Aim of the task
The lines to find are those in the entries that hold the word "true"; copy every one of them.
____________________
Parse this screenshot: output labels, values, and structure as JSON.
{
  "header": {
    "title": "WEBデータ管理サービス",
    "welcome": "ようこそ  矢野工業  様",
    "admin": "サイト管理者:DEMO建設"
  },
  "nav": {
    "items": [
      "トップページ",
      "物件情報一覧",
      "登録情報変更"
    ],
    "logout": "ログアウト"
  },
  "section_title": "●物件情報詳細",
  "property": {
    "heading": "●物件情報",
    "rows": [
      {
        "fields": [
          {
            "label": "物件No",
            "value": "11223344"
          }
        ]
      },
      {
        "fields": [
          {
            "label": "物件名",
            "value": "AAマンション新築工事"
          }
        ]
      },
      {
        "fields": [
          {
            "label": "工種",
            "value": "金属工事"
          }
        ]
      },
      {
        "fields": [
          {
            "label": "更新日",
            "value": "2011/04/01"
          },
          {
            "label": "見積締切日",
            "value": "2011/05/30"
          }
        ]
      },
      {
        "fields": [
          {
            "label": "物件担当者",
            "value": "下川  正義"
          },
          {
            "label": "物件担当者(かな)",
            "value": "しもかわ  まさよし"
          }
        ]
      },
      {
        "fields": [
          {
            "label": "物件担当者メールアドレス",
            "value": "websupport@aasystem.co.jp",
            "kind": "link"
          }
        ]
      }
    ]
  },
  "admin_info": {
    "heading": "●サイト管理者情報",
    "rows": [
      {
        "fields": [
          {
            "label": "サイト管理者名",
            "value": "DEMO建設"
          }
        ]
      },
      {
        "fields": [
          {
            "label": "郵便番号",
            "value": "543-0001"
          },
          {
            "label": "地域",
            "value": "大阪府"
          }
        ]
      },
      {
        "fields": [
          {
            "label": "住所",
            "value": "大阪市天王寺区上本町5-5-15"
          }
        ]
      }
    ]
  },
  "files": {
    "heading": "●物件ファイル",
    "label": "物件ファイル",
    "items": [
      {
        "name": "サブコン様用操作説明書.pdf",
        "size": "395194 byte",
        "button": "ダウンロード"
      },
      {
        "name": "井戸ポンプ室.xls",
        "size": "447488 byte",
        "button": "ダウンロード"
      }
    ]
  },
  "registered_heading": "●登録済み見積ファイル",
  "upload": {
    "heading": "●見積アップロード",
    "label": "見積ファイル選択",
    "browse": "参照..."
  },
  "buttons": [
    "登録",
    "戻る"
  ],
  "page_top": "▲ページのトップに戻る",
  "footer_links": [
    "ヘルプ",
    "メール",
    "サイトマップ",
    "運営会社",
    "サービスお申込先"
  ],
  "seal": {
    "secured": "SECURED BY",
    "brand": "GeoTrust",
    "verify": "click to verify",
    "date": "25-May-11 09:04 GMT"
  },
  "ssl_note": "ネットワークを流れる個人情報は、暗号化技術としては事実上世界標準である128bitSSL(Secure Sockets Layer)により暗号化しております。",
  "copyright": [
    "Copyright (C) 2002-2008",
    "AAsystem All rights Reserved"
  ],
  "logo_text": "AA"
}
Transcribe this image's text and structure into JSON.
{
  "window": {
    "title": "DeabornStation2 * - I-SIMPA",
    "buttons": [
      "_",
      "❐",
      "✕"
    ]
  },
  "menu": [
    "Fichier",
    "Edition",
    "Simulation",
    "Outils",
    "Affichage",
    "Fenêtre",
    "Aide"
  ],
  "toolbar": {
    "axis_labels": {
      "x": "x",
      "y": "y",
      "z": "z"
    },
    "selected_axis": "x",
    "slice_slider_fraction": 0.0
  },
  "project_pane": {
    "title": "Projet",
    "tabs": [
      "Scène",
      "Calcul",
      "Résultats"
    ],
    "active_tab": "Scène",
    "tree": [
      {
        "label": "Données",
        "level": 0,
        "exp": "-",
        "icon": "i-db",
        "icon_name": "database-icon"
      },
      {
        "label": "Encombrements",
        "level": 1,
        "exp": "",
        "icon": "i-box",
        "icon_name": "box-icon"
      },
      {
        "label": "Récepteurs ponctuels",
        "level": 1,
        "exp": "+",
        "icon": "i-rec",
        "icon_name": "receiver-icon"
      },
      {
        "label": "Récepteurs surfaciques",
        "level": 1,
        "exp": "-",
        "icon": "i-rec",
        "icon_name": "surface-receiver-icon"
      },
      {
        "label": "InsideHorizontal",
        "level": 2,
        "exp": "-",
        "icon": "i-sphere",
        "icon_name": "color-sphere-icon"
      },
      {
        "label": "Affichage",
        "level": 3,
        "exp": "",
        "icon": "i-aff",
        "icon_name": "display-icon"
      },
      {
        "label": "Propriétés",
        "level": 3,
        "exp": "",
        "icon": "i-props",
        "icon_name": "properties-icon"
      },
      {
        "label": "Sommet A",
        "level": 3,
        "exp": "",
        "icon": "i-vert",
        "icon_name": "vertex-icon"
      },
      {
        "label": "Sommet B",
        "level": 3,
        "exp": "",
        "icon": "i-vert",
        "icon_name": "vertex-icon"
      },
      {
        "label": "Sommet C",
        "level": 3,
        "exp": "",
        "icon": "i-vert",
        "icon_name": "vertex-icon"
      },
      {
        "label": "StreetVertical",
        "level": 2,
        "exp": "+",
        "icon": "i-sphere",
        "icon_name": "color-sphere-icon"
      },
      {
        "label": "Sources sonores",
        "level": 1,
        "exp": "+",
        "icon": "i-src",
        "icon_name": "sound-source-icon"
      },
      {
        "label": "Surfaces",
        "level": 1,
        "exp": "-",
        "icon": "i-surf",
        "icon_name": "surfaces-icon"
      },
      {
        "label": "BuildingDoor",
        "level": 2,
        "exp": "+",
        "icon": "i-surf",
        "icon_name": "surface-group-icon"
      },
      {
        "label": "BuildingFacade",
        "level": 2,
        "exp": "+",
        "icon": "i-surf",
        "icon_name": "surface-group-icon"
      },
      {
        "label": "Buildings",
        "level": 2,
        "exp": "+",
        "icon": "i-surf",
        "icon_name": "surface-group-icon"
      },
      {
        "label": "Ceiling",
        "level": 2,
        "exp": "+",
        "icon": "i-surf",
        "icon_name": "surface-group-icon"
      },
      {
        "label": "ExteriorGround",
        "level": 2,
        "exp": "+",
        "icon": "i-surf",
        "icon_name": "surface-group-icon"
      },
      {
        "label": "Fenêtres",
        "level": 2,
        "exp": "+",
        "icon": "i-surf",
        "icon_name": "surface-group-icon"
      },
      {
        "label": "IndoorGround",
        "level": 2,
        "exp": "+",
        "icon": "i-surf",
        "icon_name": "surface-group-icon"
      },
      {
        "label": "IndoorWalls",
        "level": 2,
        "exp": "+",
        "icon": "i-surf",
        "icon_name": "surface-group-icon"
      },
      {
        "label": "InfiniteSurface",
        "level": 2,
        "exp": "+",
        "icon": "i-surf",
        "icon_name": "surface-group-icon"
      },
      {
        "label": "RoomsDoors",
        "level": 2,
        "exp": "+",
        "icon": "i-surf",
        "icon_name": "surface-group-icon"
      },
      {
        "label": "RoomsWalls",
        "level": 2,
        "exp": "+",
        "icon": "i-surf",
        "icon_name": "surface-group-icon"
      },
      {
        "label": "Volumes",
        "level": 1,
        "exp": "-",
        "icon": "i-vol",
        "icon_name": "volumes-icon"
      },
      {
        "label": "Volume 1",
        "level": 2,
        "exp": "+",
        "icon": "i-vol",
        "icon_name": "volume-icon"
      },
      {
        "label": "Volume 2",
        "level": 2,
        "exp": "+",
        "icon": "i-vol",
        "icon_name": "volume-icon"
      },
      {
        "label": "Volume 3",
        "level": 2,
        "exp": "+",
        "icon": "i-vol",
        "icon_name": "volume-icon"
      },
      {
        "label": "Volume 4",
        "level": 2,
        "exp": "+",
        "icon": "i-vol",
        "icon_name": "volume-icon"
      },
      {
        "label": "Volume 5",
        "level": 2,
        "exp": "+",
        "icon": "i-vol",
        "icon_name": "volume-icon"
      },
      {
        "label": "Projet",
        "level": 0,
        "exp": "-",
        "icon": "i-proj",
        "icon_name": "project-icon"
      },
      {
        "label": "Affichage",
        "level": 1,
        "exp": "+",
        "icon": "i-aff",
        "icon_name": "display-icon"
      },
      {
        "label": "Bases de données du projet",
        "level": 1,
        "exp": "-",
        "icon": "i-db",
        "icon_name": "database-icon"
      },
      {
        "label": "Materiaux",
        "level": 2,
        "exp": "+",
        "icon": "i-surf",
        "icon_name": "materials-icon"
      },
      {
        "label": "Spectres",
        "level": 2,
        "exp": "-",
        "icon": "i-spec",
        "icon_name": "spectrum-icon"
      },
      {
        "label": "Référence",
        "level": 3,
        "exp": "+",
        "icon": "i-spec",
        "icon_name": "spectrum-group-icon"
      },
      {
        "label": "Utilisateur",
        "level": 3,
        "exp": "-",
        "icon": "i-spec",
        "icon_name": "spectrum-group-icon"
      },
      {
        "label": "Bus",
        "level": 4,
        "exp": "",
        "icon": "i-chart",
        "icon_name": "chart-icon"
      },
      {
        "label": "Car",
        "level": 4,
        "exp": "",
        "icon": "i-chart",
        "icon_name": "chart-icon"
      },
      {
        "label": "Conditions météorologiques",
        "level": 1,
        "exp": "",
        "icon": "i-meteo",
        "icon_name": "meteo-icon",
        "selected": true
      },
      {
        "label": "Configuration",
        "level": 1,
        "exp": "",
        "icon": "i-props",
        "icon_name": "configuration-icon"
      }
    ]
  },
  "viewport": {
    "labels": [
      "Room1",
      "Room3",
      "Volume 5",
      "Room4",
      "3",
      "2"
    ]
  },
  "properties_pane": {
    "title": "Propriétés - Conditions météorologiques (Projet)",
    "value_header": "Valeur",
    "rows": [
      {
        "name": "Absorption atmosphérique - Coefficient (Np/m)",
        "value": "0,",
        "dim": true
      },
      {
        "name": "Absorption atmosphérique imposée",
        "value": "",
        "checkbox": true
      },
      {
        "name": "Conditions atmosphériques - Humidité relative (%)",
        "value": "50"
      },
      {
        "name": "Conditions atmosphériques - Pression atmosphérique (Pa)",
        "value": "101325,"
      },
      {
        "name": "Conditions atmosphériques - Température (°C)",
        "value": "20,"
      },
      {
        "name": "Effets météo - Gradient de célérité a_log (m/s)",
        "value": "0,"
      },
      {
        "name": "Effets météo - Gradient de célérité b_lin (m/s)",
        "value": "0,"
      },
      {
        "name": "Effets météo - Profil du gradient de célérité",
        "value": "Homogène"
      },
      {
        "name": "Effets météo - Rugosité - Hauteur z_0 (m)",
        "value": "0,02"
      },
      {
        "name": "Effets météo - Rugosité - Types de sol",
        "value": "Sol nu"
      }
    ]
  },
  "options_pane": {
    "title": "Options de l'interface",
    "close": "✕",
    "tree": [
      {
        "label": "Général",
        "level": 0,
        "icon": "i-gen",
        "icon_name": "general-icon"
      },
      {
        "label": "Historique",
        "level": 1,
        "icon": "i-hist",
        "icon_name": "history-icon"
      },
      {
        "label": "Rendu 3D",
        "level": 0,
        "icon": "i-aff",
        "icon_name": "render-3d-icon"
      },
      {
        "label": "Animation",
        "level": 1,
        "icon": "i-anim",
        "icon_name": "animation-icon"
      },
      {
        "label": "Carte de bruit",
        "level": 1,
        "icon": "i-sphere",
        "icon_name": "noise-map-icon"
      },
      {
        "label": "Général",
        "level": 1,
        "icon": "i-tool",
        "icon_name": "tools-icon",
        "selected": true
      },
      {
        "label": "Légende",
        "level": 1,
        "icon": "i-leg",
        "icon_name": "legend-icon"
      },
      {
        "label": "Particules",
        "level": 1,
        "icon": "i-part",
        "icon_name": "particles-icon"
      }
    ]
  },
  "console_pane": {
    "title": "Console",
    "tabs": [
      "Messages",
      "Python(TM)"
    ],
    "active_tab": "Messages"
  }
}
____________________
Problem solution
        "selected": true
        "dim": true
        "checkbox": true
        "selected": true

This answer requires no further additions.